King’s School headmaster Dr Timothy Hawkes told the Sydney Morning Herald that growing demand for the program is due to the changing nature of family life.

“The boundaries between that which traditionally operated at home and that which traditionally operated at school are now being dissolved,” Dr Hawkes said.

“Most parents are in a dual income situation. Many might be asset rich, but they are time poor – we can help out in that regard.”

The upside for the boys, said Dr Hawkes, is the opportunity to access extra academic support while developing life skills and independence.

While extensive after-hours supervision of students, especially at the high school level, is still a rarity in Sydney, Kincoppal-Rose Bay, The Scots College in Bellevue Hill and St Joseph’s College at Hunters Hill run similar programs to that at The King’s School.

Another solution for overstretched parents is weekly or casual boarding. Many of Sydney’s boarding schools offer casual and short-stay accommodation to day students.

For older students, occasional boarding offers a number of advantages.
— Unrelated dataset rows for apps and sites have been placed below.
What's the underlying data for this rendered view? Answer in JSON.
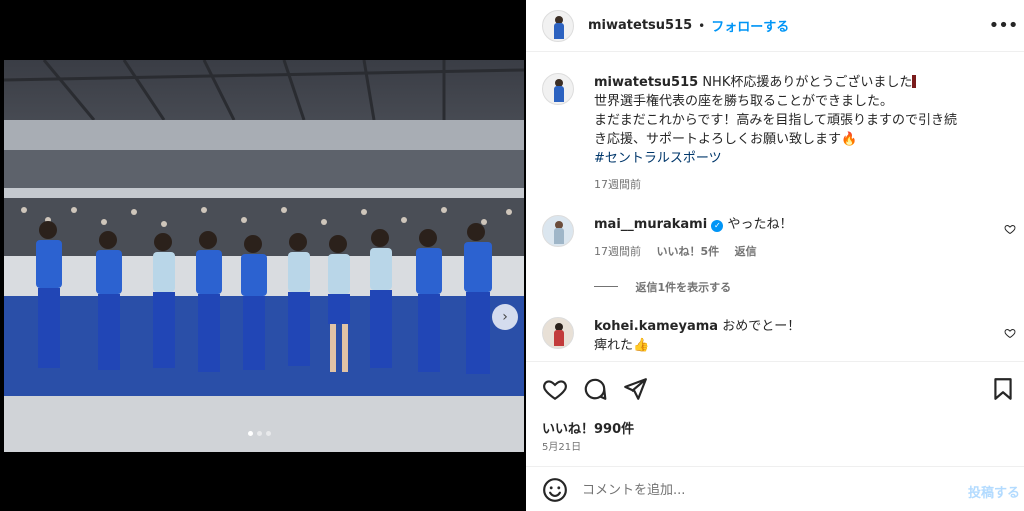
{
  "header": {
    "username": "miwatetsu515",
    "separator": "•",
    "follow_label": "フォローする",
    "more_icon": "more-horizontal-icon"
  },
  "caption": {
    "username": "miwatetsu515",
    "lines": [
      "NHK杯応援ありがとうございました",
      "世界選手権代表の座を勝ち取ることができました。",
      "まだまだこれからです！高みを目指して頑張りますので引き続",
      "き応援、サポートよろしくお願い致します"
    ],
    "hashtag": "#セントラルスポーツ",
    "time": "17週間前"
  },
  "comments": [
    {
      "username": "mai__murakami",
      "verified": true,
      "text": "やったね！",
      "time": "17週間前",
      "likes": "いいね！5件",
      "reply_label": "返信",
      "view_replies": "返信1件を表示する"
    },
    {
      "username": "kohei.kameyama",
      "text_line1": "おめでとー！",
      "text_line2": "痺れた"
    }
  ],
  "actions": {
    "like_icon": "heart-icon",
    "comment_icon": "comment-icon",
    "share_icon": "share-icon",
    "save_icon": "bookmark-icon"
  },
  "likes_count": "いいね！990件",
  "post_date": "5月21日",
  "composer": {
    "placeholder": "コメントを追加...",
    "post_label": "投稿する",
    "emoji_icon": "smile-icon"
  },
  "colors": {
    "accent": "#0095f6",
    "post_disabled": "#b3dbff",
    "hashtag": "#00376b",
    "verified": "#0095f6"
  },
  "carousel": {
    "current": 1,
    "total": 3
  }
}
It can help them focus harder on their studies free of the distractions of home, allow them to participate more easily in early morning and late evening extra-curricular activities, and help them forge a deeper bond with their fellow students.

Indeed, the demand for weekly boarding is driving a resurgence in boarding numbers throughout the country.

As Australian Boarding Schools’ Association executive director Richard Stokes explained to the Australian Financial Review, the trend for city kids to board during the week is partially a response to the time pressure on families and but also recognition that commuting time can be better spent.

“One of the things that is contributing to more urban boarders is the fact that in our big cities – Melbourne and Sydney and, to a lesser extent, Brisbane – families are really struggling with travel. For a child actively involved in a school’s extra-curricular program, parents might question why their child might spend an hour or more on public transport, travelling to and from school when, in fact, they could live at the school and use that time wisely.”

For more information on out of school care and residential options, parents should contact their school registrar.

Read more:

The private schools where students aren’t picked up until 8pm – Cosima Marriner, Sydney Morning Herald, January 24, 2016–the-new-school-day-20160122-gmc05s.html

Boarding schools appealing to the city as much as the country – Emily Parkinson, Australian Financial Review, May 6, 2016